## WHAT YOU ARE ASKED TO DO
Copy every line from the material below that holds "ほんとにかいたいけど".

---------- EXTRACTED INFORMATION

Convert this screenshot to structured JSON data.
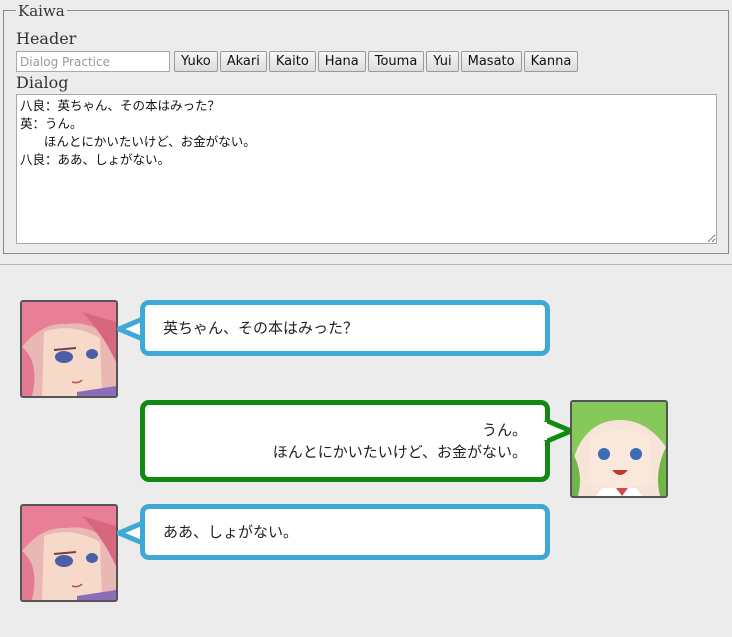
{
  "form": {
    "legend": "Kaiwa",
    "header_label": "Header",
    "header_placeholder": "Dialog Practice",
    "dialog_label": "Dialog",
    "dialog_text": "八良：英ちゃん、その本はみった？\n英：うん。\n      ほんとにかいたいけど、お金がない。\n八良：ああ、しょがない。",
    "buttons": [
      "Yuko",
      "Akari",
      "Kaito",
      "Hana",
      "Touma",
      "Yui",
      "Masato",
      "Kanna"
    ]
  },
  "conversation": [
    {
      "speaker_side": "left",
      "bubble_color": "#3fa9d6",
      "lines": [
        "英ちゃん、その本はみった？"
      ],
      "avatar": "pink-hair-character"
    },
    {
      "speaker_side": "right",
      "bubble_color": "#128a12",
      "lines": [
        "うん。",
        "ほんとにかいたいけど、お金がない。"
      ],
      "avatar": "green-hair-character"
    },
    {
      "speaker_side": "left",
      "bubble_color": "#3fa9d6",
      "lines": [
        "ああ、しょがない。"
      ],
      "avatar": "pink-hair-character"
    }
  ]
}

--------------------

## WRITTEN RESPONSE
    "dialog_text": "八良：英ちゃん、その本はみった？\n英：うん。\n      ほんとにかいたいけど、お金がない。\n八良：ああ、しょがない。",
        "ほんとにかいたいけど、お金がない。"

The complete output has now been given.